Roughly 20,000 units were delivered in 2017, and another 80,000 units are expected to be handed over in 2018, though there is an expected realisation rate of 30%-35% based on historic performance.

Jumeirah Village Circle and Dubai South recorded the highest number of off-plan transactions among the city’s freehold communities due to their growth potential and strong yields.

“We have even seen price increases in these locations, so we cannot generalise the market,” Farah said.


“The market has slowed down due to its maturity – and while some may see it as a weakening market, I don’t,” he continued.

“I see it as a sign of a new era, where developers have to work harder to compete, which in turn takes the professionalism in the industry to a whole new level, and results in better properties being brought to the market.”

In January, Cavendish Maxwell’s Jonathan Brown also said that declines in rent and prices are signs of the UAE real estate market’s continued maturation.

“Referring to the 11 years that I’ve been in Dubai, the market continues to mature. The fact that rents are coming down…slightly quicker than prices is a reflection of the maturing market,” he said. “It’s a less volatile market where investors are willing to accept lower yields."

“There’s less risk being built in, and people have far more confidence over the longevity and sustainability and long-term outlook of Dubai,” Brown added. 

For the investors focusing on yield, the top performing areas last year were Jumeirah Village Circle with gross rental yields of 9.2%, Discovery Gardens at 8.9%, and International City at 8.6%, according to Farah. 

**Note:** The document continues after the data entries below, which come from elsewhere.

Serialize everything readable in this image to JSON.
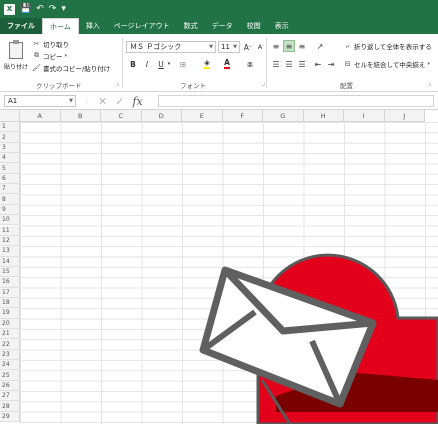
{
  "app": {
    "logo_text": "X",
    "quick_access": [
      "💾",
      "↶",
      "↷",
      "▾"
    ]
  },
  "tabs": [
    "ファイル",
    "ホーム",
    "挿入",
    "ページレイアウト",
    "数式",
    "データ",
    "校閲",
    "表示"
  ],
  "active_tab": "ホーム",
  "ribbon": {
    "clipboard": {
      "paste": "貼り付け",
      "cut": "切り取り",
      "copy": "コピー",
      "format_painter": "書式のコピー/貼り付け",
      "group_label": "クリップボード"
    },
    "font": {
      "font_name": "ＭＳ Ｐゴシック",
      "font_size": "11",
      "grow": "A",
      "shrink": "A",
      "bold": "B",
      "italic": "I",
      "underline": "U",
      "group_label": "フォント"
    },
    "alignment": {
      "wrap_text": "折り返して全体を表示する",
      "merge_center": "セルを結合して中央揃え",
      "group_label": "配置"
    }
  },
  "formula_bar": {
    "name_box": "A1",
    "fx": "fx",
    "cancel": "✕",
    "enter": "✓",
    "value": ""
  },
  "grid": {
    "columns": [
      "A",
      "B",
      "C",
      "D",
      "E",
      "F",
      "G",
      "H",
      "I",
      "J"
    ],
    "rows": [
      "1",
      "2",
      "3",
      "4",
      "5",
      "6",
      "7",
      "8",
      "9",
      "10",
      "11",
      "12",
      "13",
      "14",
      "15",
      "16",
      "17",
      "18",
      "19",
      "20",
      "21",
      "22",
      "23",
      "24",
      "25",
      "26",
      "27",
      "28",
      "29"
    ]
  },
  "colors": {
    "brand": "#217346",
    "badge_red": "#e3001b",
    "envelope_gray": "#606060"
  },
  "icons": {
    "overlay": "mail-envelope-icon"
  }
}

Jumeirah Village Circle saw a 4% growth rate last year and also delivered strong rental yields of approximately 8%.

For a more long-term view, he notes that Dubai South is “hugely appealing” both for industrial investment as well as studios and one-beds, with new upcoming areas in Jebel Ali and Dubai Creek Harbour also growing in popularity.

“It is therefore key that developers don’t over stretch themselves and focus on deliverability, as potential investors are now very careful where they invest,” Farah added.